Today a federal judge in Washington is scheduled to hear arguments against the congressional ban on mass-transit ads that criticize the war on drugs. In a striking example of drug warriors' disregard for civil liberties, the law authorizing transportation spending for 2004 threatens to withhold federal funds from transit authorities that accept ads promoting "the legalization or medical use of any substance listed in Schedule I…of the Controlled Substances Act." In February that threat led the Washington Metropolitan Area Transit Authority to reject an anti-drug-war ad submitted by the American Civil Liberties Union, Change the Climate, the Drug Policy Alliance, and the Marijuana Policy Project. Those groups are seeking to overturn the ban on First Amendment grounds. That should not be hard, since this is a clear case of discrimination based not just on content but on viewpoint.

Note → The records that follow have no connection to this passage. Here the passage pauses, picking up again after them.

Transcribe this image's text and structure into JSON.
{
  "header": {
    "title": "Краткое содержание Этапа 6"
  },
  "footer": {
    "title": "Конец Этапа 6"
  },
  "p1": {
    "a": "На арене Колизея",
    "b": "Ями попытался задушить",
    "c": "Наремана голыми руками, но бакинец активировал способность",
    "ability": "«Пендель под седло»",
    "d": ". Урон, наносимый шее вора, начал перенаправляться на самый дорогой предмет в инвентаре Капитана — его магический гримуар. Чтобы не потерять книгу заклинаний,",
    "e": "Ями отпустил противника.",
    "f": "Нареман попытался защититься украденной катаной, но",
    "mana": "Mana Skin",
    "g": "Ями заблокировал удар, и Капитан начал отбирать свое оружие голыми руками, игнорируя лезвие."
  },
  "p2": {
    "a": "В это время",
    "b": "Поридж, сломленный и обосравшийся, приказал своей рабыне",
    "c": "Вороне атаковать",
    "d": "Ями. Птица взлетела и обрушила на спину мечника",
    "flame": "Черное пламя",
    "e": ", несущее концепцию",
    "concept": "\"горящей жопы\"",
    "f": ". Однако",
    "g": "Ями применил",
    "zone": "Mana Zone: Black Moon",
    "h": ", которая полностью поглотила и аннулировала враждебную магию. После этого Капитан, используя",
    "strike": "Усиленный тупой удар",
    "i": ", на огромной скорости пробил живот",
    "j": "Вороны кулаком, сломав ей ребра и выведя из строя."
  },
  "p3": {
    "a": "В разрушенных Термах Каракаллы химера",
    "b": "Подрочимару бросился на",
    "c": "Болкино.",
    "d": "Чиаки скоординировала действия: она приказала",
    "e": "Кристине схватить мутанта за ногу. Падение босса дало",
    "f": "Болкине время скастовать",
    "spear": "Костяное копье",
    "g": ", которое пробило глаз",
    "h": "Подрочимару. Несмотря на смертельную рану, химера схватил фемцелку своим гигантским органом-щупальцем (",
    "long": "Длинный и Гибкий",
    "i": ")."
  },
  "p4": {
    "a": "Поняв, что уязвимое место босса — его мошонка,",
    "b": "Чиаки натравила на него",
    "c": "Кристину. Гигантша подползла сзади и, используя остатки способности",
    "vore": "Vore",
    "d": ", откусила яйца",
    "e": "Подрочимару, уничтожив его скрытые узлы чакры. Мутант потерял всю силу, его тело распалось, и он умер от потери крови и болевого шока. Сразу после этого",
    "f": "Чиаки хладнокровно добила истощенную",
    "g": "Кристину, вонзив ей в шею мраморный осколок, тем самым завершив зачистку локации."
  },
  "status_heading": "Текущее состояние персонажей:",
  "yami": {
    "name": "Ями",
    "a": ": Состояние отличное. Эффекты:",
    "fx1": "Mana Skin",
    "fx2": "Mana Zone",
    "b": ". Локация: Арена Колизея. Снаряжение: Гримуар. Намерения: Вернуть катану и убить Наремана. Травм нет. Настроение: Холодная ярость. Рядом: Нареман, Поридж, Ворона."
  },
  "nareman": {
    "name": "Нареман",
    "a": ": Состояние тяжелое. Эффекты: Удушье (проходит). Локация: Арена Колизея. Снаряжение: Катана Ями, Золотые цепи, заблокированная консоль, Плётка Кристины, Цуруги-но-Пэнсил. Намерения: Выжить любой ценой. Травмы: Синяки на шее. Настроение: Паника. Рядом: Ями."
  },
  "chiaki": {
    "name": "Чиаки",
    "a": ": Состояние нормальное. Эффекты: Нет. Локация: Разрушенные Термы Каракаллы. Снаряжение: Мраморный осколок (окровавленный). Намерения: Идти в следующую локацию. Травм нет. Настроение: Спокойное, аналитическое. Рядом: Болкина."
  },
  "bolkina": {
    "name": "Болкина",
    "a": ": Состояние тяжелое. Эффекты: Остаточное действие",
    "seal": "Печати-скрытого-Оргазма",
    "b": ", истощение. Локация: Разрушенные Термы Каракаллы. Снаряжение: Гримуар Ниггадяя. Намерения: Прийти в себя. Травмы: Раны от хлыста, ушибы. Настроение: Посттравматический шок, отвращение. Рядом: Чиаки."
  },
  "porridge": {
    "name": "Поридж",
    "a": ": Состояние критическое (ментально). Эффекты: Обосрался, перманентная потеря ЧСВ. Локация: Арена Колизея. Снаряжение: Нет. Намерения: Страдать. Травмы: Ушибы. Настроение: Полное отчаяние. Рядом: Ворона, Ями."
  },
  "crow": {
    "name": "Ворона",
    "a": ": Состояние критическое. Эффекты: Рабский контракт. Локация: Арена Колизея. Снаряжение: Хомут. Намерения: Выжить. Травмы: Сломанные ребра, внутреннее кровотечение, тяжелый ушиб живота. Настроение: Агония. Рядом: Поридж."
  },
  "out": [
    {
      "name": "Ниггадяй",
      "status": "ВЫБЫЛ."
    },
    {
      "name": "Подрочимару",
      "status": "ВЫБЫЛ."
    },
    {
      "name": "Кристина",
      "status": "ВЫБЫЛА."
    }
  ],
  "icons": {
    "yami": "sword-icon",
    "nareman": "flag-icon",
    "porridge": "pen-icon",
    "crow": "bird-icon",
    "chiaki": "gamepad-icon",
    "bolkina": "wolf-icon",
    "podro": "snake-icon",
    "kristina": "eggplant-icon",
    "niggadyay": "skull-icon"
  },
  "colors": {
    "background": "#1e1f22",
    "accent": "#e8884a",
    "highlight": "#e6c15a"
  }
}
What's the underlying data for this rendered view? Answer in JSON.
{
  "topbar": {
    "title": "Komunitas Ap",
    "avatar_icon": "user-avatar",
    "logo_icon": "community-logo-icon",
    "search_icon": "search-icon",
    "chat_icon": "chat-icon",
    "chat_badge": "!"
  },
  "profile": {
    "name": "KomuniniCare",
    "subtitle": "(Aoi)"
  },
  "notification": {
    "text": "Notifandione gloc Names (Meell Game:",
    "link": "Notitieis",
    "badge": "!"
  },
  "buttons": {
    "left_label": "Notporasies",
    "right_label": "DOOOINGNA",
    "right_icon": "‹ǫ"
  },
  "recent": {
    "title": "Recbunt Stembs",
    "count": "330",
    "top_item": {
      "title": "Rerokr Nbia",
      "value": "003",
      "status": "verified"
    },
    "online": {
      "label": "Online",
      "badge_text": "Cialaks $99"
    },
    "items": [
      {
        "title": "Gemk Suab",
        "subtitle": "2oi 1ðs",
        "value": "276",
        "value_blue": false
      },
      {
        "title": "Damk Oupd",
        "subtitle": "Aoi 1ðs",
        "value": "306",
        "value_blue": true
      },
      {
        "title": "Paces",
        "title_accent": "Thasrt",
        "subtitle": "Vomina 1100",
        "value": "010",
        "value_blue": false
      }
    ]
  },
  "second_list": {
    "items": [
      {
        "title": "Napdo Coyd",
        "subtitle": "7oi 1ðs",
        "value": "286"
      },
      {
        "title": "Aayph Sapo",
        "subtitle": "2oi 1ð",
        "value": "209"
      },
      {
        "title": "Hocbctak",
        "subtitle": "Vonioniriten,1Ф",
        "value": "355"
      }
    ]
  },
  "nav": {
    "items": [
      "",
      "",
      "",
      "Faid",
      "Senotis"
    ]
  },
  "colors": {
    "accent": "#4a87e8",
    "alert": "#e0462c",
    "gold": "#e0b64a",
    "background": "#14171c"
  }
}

The Washington Post Tried To Memory-Hole Kamala Harris' Bad Joke About Inmates Begging for Food and Water
At a time when legacy publications are increasingly seen as playing for one political "team" or the other, this type of editorial decision will not do anything to fix that perception.
California Preservationists Sue To Overturn Law That Requires Property Owners Consent To Having Their Homes Landmarked
The lawsuit from three Orange County preservation groups argues that supposedly historic buildings should be afforded the same environmental protections as "air, water, and forests."
"She was charged with violating the Reopening Ontario Act."